Why Mazda is chasing BMW and Audi
Tuesday 29th November, 2022 - 9:12am
Mazda Australia is preparing to take on the luxury brands likes Mercedes-Benz, BMW and Audi with its all-new CX-60 that will arrive in the middle of 2023.
The brand confirmed local pricing and specifications for its new luxury-focused SUV ahead of its arrival next year, confirming pricing will start at less than $60,000 but will stretch to almost $90,000. This puts it in direct competition against the likes of the Audi Q5, BMW X3 and Mercedes-Benz GLC-Class.
Mazda calls the CX-60 the new “flagship” of the range, placing it above the larger CX-9 in the brand’s hierarchy despite it being only slightly larger than the CX-5. But the new model sits on an all-new platform that has been developed for a new line-up of premium orientated models, with new inline six-cylinder engines, hybrid technology and a rear-wheel-biased all-wheel drive system.
The CX-60 will be the first model offered by Mazda with an entirely hybrid powertrain line-up, with both petrol and diesel engines with mild-hybrid as well as a plug-in hybrid (PHEV) option.
While not explicitly saying it is targeting the likes for Audi and BMW, Mazda is not shying away from the challenge and Mazda Australia marketing chief, Alistair Doak, has made it clear the brand sees the CX-60 as a step up from the rest of its range in terms of its technology, design and finish.
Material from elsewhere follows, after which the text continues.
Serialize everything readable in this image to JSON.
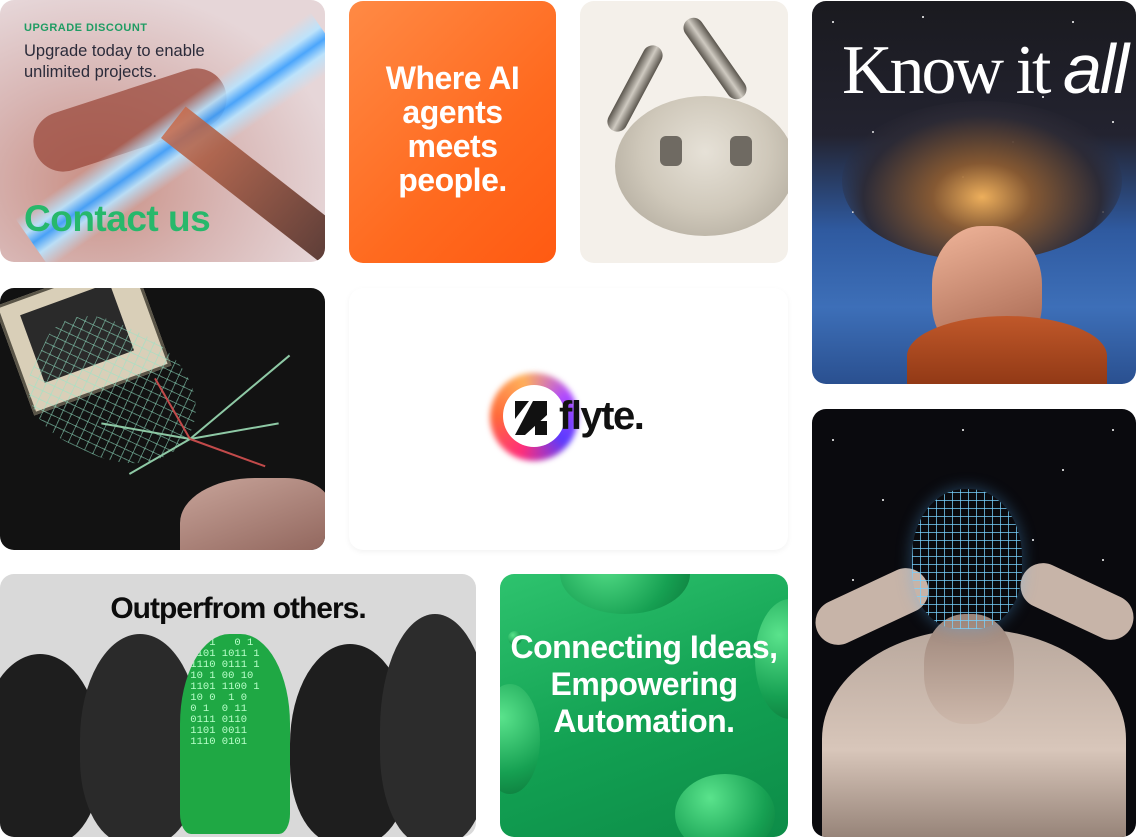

“Not specifically [looking to take sales from luxury brands], but you’re right, it is an evolution of the brand… We’re expanding our footprint rather than walking away from where we’ve been,” Doak told Torquecafe. “If you look at the market opportunity, and not just from an Australian perspective but globally, there’s been opprotuiniutes for CX-60 and the other large models we’ve talked about in the past. So you’re always looking at expanding and we know that the crucial thing in Australia, we have people who buy CX-5 and at some point they’re earning more money and they say ‘alright, what’s next? What’s aspirational?’ They’re attracted to something that’s either bigger or faster or more sophisticated or whatever it is.”
Despite this move into a more premium part of the market, Doak is adamant that Mazda will remain a mainstream brand and the likes of the CX-5, CX8 and CX-9 will remain core models for the brand.
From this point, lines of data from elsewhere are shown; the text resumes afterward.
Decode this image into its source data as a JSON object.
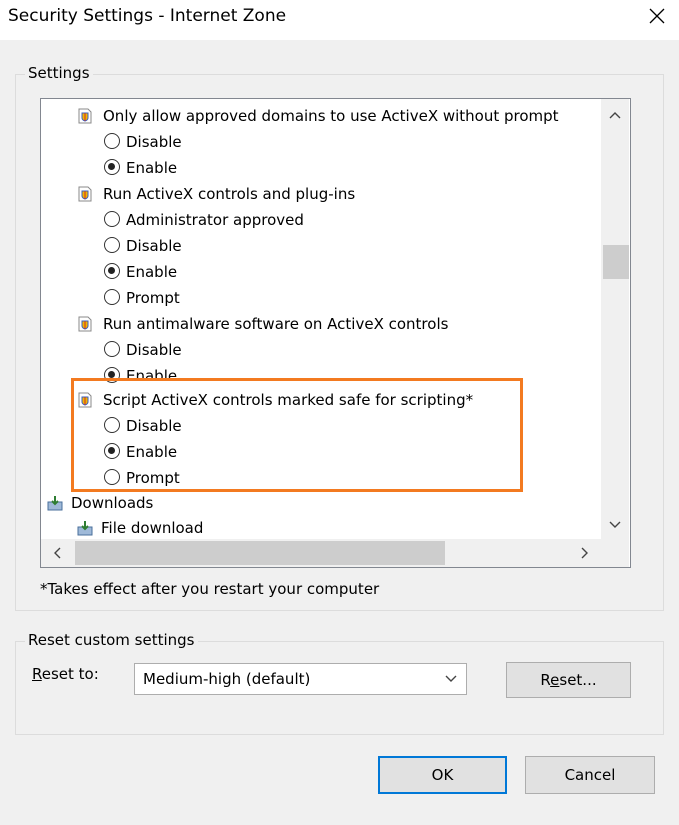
{
  "window": {
    "title": "Security Settings - Internet Zone"
  },
  "settings_group": {
    "label": "Settings"
  },
  "tree": {
    "s1": {
      "label": "Only allow approved domains to use ActiveX without prompt",
      "opt1": "Disable",
      "opt2": "Enable"
    },
    "s2": {
      "label": "Run ActiveX controls and plug-ins",
      "opt1": "Administrator approved",
      "opt2": "Disable",
      "opt3": "Enable",
      "opt4": "Prompt"
    },
    "s3": {
      "label": "Run antimalware software on ActiveX controls",
      "opt1": "Disable",
      "opt2": "Enable"
    },
    "s4": {
      "label": "Script ActiveX controls marked safe for scripting*",
      "opt1": "Disable",
      "opt2": "Enable",
      "opt3": "Prompt"
    },
    "downloads": {
      "label": "Downloads"
    },
    "file_download": {
      "label": "File download"
    }
  },
  "note": "*Takes effect after you restart your computer",
  "reset_group": {
    "label": "Reset custom settings",
    "reset_to_prefix": "R",
    "reset_to_rest": "eset to:",
    "selected": "Medium-high (default)",
    "reset_button_prefix": "R",
    "reset_button_accel": "e",
    "reset_button_rest": "set..."
  },
  "buttons": {
    "ok": "OK",
    "cancel": "Cancel"
  },
  "colors": {
    "highlight": "#f37a20",
    "default_button_border": "#0078d7"
  },
  "icons": {
    "setting": "shield-doc-icon",
    "downloads": "download-icon"
  }
}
“We will always, and you’ll see in our advertising… we’ve moved into a more premium position, but it doesn’t mean we’re walking away from the volume segment of the market,” he explained. “We have no aspiration to become a 15,000 [vehicle] per year luxury brand; that’s nonsense, why would we do that? So we’re expanding our footprint not contracting.”
As mentioned earlier, the CX-60 will be available with three powertrains, badged as P50e for the PHEV, G40e for the petrol and D50e for the diesel.
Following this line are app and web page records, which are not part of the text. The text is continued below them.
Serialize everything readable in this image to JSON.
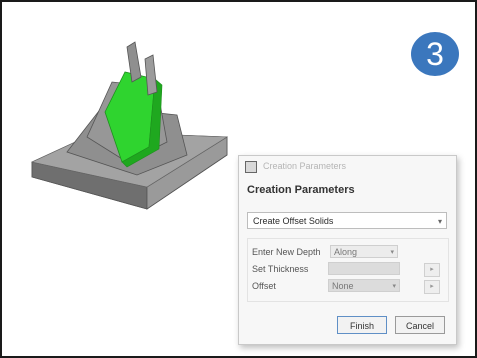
{
  "step_number": "3",
  "model_icon": "3d-part-model-icon",
  "dialog": {
    "app_icon": "window-app-icon",
    "title": "Creation Parameters",
    "heading": "Creation Parameters",
    "mode_select": {
      "value": "Create Offset Solids",
      "arrow_icon": "chevron-down-icon"
    },
    "fields": {
      "enter_new_depth": {
        "label": "Enter New Depth",
        "value": "Along"
      },
      "thickness": {
        "label": "Set Thickness",
        "value": ""
      },
      "offset": {
        "label": "Offset",
        "value": "None"
      }
    },
    "buttons": {
      "finish": "Finish",
      "cancel": "Cancel"
    }
  },
  "colors": {
    "badge": "#3b77bd",
    "model_gray": "#8c8c8c",
    "highlight_green": "#2fd42f"
  }
}
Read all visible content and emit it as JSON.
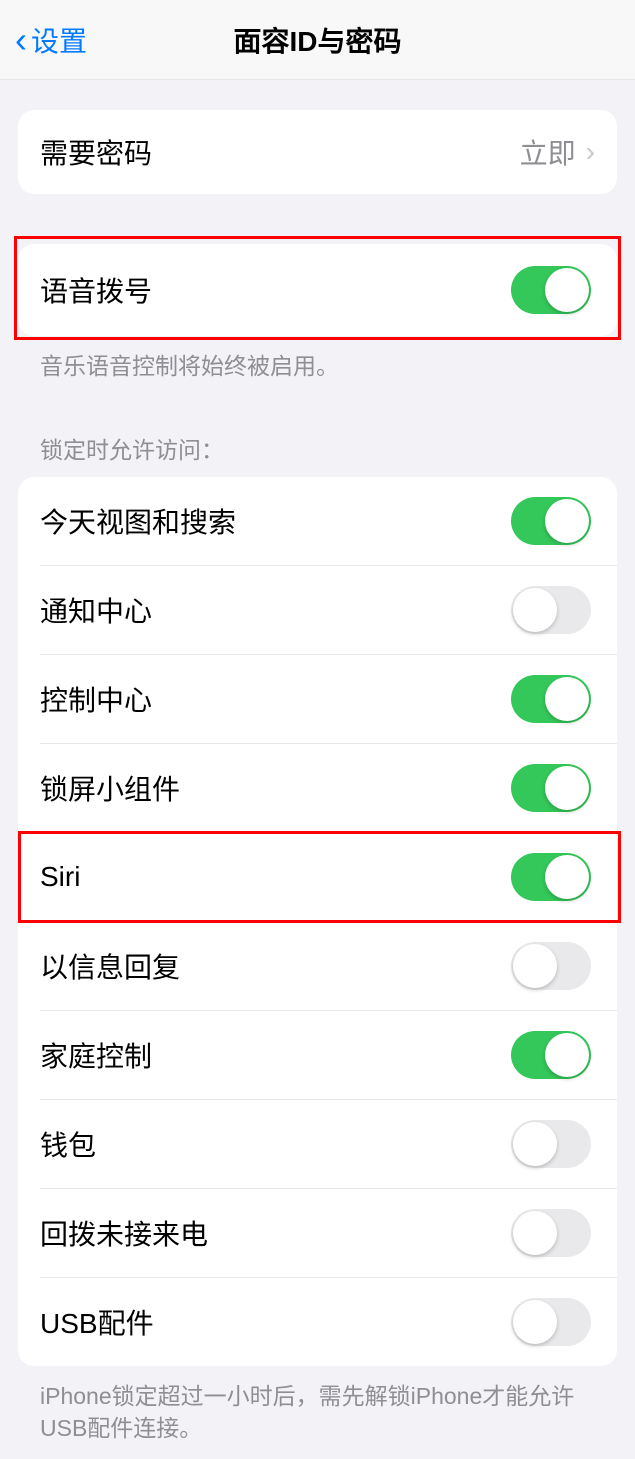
{
  "header": {
    "back_label": "设置",
    "title": "面容ID与密码"
  },
  "passcode_section": {
    "require_passcode_label": "需要密码",
    "require_passcode_value": "立即"
  },
  "voice_section": {
    "voice_dial_label": "语音拨号",
    "voice_dial_on": true,
    "footer": "音乐语音控制将始终被启用。"
  },
  "lock_section": {
    "header": "锁定时允许访问：",
    "items": [
      {
        "label": "今天视图和搜索",
        "on": true
      },
      {
        "label": "通知中心",
        "on": false
      },
      {
        "label": "控制中心",
        "on": true
      },
      {
        "label": "锁屏小组件",
        "on": true
      },
      {
        "label": "Siri",
        "on": true
      },
      {
        "label": "以信息回复",
        "on": false
      },
      {
        "label": "家庭控制",
        "on": true
      },
      {
        "label": "钱包",
        "on": false
      },
      {
        "label": "回拨未接来电",
        "on": false
      },
      {
        "label": "USB配件",
        "on": false
      }
    ],
    "footer": "iPhone锁定超过一小时后，需先解锁iPhone才能允许USB配件连接。"
  }
}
The P50e is the first plug-in hybrid offering from the brand. It’s so-called e-Skyactiv powertrain combines a 2.5-litre four-cylinder turbocharged petrol engine and 100kW electric motor to produced a combined output of 241kW of power and 500Nm of torque.
There’s a 17.8kWh lithium-ion battery which the company claims is enough for a 76km electric-only driving range and helps the model returned an official fuel consumption rating of just 2.1-litres per 100km.
The G40e and D50e are both 3.3-litre inline six-cylinder engines with a 48-volt electrical system for mild-hybrid assistance and are paired to an eight-speed automatic transmission.
The G40e makes 209kW and 450Nm (and does not have an official fuel economy rating yet) while the D50e offers up 187kW and 550Nm while using only 4.9L/100km. This is significantly more torque than the 2.2-litre diesel in the CX-5 produces while also using 0.8L/100km less fuel.
Although all models come with all-wheel drive, the system is “rear-wheel drive biased” according to Mazda. The CX-60 is also equipped with the brand’s latest Kinematic Posture Control suspension system, which debuted on the MX-5.
Mazda Australia will offer all three powertrains with three trim levels – Evolve, GT and Azami. Pricing for the CX-60 range begins at $59,800 for the Evolve Skyactiv-G with the diesel an extra $2000 but the PHEV costing $10,500 more – priced at $72,300. The range tops out at a very premium $87,252 for the high-grade Azami with PHEV powertrain.
The key for Mazda’s premium push with the CX-60 is in the details in many respects. For example, this is the first Mazda offered with an electrically-adjustable steering column. Also the Azami gets nappa leather interior, wood trim, adaptive LED headlights, 360-degree ‘see-through’ monitor and 20-inch alloy wheels to ensure the CX-60 offers plenty of luxury and equipment for its price.
There’s also an optional ‘Takumi Package’ which adds quilted white nappa leather seat upholstery and white maple wood trim or an ‘SP Package’ adds tan nappa leather and black alloy wheels.